BEGIN
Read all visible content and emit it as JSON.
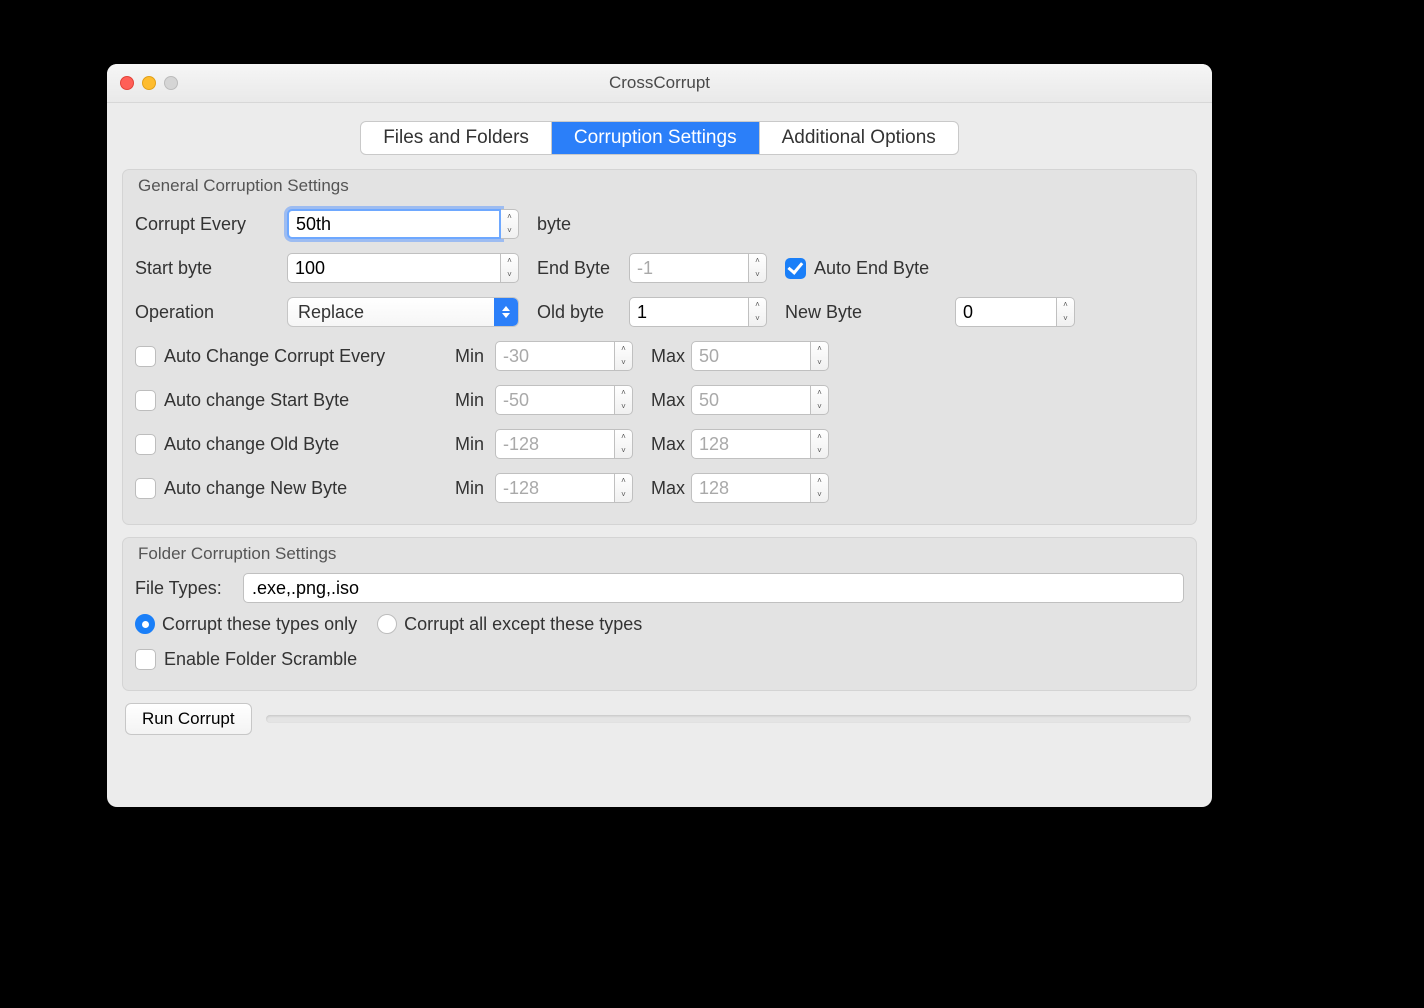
{
  "title": "CrossCorrupt",
  "tabs": [
    "Files and Folders",
    "Corruption Settings",
    "Additional Options"
  ],
  "active_tab": 1,
  "general": {
    "group_title": "General Corruption Settings",
    "corrupt_every_label": "Corrupt Every",
    "corrupt_every_value": "50th",
    "byte_label": "byte",
    "start_byte_label": "Start byte",
    "start_byte_value": "100",
    "end_byte_label": "End Byte",
    "end_byte_value": "-1",
    "auto_end_byte_label": "Auto End Byte",
    "auto_end_byte_checked": true,
    "operation_label": "Operation",
    "operation_value": "Replace",
    "old_byte_label": "Old byte",
    "old_byte_value": "1",
    "new_byte_label": "New Byte",
    "new_byte_value": "0",
    "auto_rows": [
      {
        "label": "Auto Change Corrupt Every",
        "min": "-30",
        "max": "50",
        "checked": false
      },
      {
        "label": "Auto change Start Byte",
        "min": "-50",
        "max": "50",
        "checked": false
      },
      {
        "label": "Auto change Old Byte",
        "min": "-128",
        "max": "128",
        "checked": false
      },
      {
        "label": "Auto change New Byte",
        "min": "-128",
        "max": "128",
        "checked": false
      }
    ],
    "min_label": "Min",
    "max_label": "Max"
  },
  "folder": {
    "group_title": "Folder Corruption Settings",
    "file_types_label": "File Types:",
    "file_types_value": ".exe,.png,.iso",
    "radio_only": "Corrupt these types only",
    "radio_except": "Corrupt all except these types",
    "radio_selection": "only",
    "enable_scramble_label": "Enable Folder Scramble",
    "enable_scramble_checked": false
  },
  "run_button": "Run Corrupt"
}
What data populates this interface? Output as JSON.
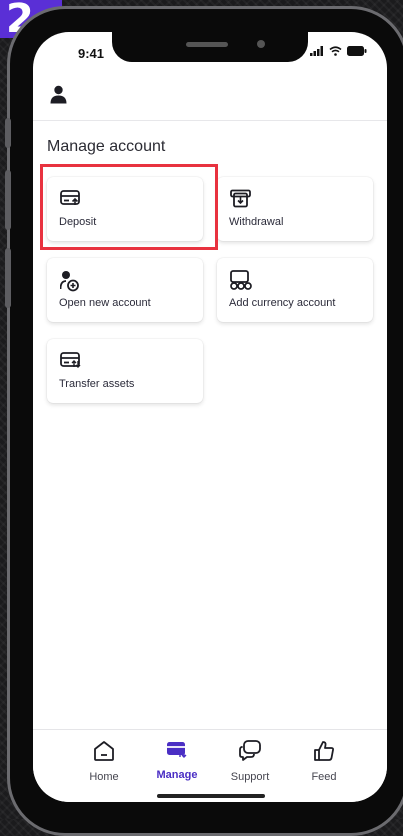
{
  "step_badge": "2",
  "status_bar": {
    "time": "9:41"
  },
  "header": {
    "avatar_icon": "user-icon"
  },
  "section_title": "Manage account",
  "cards": [
    {
      "label": "Deposit",
      "icon": "deposit-card-icon",
      "highlighted": true
    },
    {
      "label": "Withdrawal",
      "icon": "withdrawal-icon",
      "highlighted": false
    },
    {
      "label": "Open new account",
      "icon": "open-account-icon",
      "highlighted": false
    },
    {
      "label": "Add currency account",
      "icon": "currency-account-icon",
      "highlighted": false
    },
    {
      "label": "Transfer assets",
      "icon": "transfer-assets-icon",
      "highlighted": false
    }
  ],
  "tabs": [
    {
      "label": "Home",
      "icon": "home-icon",
      "active": false
    },
    {
      "label": "Manage",
      "icon": "manage-icon",
      "active": true
    },
    {
      "label": "Support",
      "icon": "support-icon",
      "active": false
    },
    {
      "label": "Feed",
      "icon": "thumbs-up-icon",
      "active": false
    }
  ],
  "colors": {
    "accent": "#4a2ec4",
    "highlight_border": "#e8323f",
    "badge": "#5a2fd6"
  }
}
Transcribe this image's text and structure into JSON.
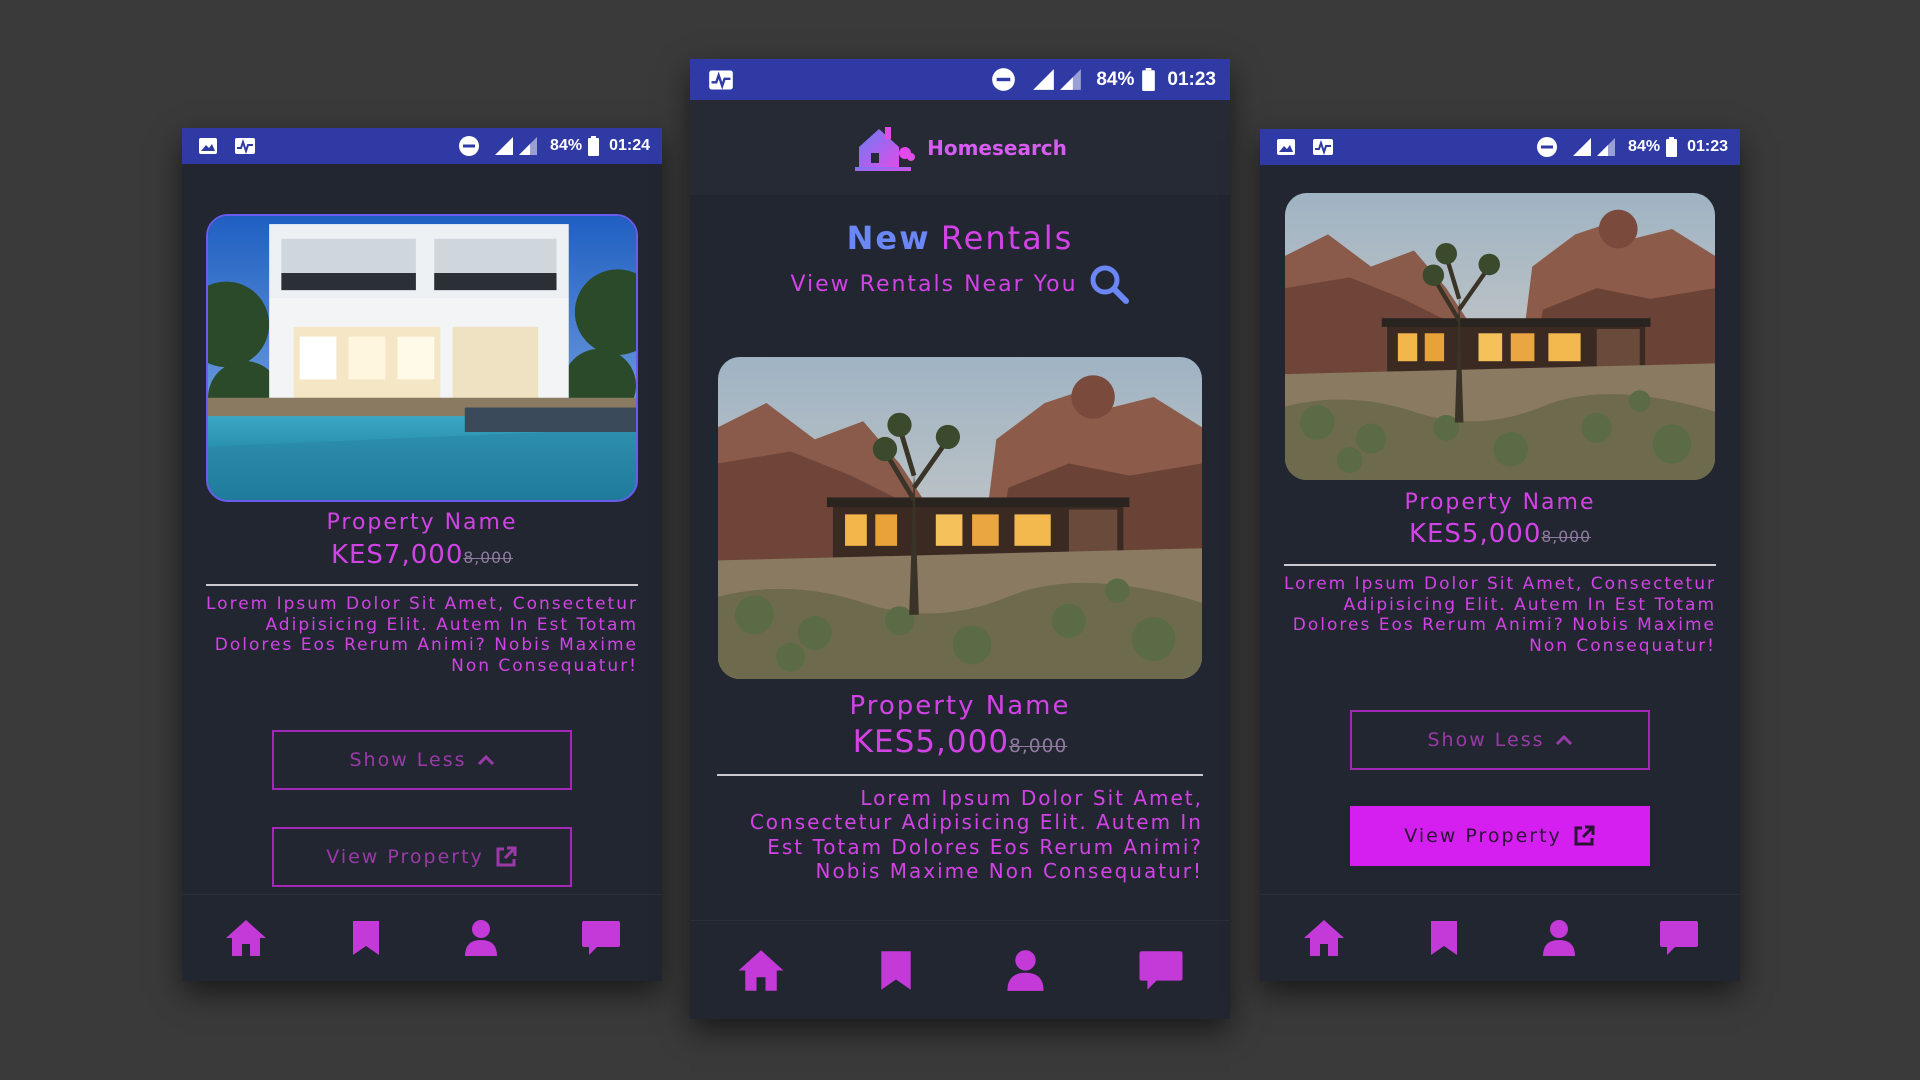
{
  "colors": {
    "background": "#3a3a3b",
    "screen": "#222631",
    "statusbar": "#2f3aa5",
    "accent": "#d243e6",
    "accent_blue": "#6b86f5",
    "button_fill": "#d51ff0"
  },
  "left": {
    "status": {
      "battery": "84%",
      "time": "01:24"
    },
    "property_name": "Property Name",
    "price": "KES7,000",
    "old_price": "8,000",
    "description": "Lorem Ipsum Dolor Sit Amet, Consectetur Adipisicing Elit. Autem In Est Totam Dolores Eos Rerum Animi? Nobis Maxime Non Consequatur!",
    "show_less_label": "Show Less",
    "view_property_label": "View Property"
  },
  "center": {
    "status": {
      "battery": "84%",
      "time": "01:23"
    },
    "logo_text": "Homesearch",
    "headline_new": "New",
    "headline_rest": "Rentals",
    "subheadline": "View Rentals Near You",
    "property_name": "Property Name",
    "price": "KES5,000",
    "old_price": "8,000",
    "description": "Lorem Ipsum Dolor Sit Amet, Consectetur Adipisicing Elit. Autem In Est Totam Dolores Eos Rerum Animi? Nobis Maxime Non Consequatur!"
  },
  "right": {
    "status": {
      "battery": "84%",
      "time": "01:23"
    },
    "property_name": "Property Name",
    "price": "KES5,000",
    "old_price": "8,000",
    "description": "Lorem Ipsum Dolor Sit Amet, Consectetur Adipisicing Elit. Autem In Est Totam Dolores Eos Rerum Animi? Nobis Maxime Non Consequatur!",
    "show_less_label": "Show Less",
    "view_property_label": "View Property"
  },
  "nav_icons": [
    "home-icon",
    "bookmark-icon",
    "user-icon",
    "chat-icon"
  ]
}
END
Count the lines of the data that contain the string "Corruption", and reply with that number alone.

Solution below:
3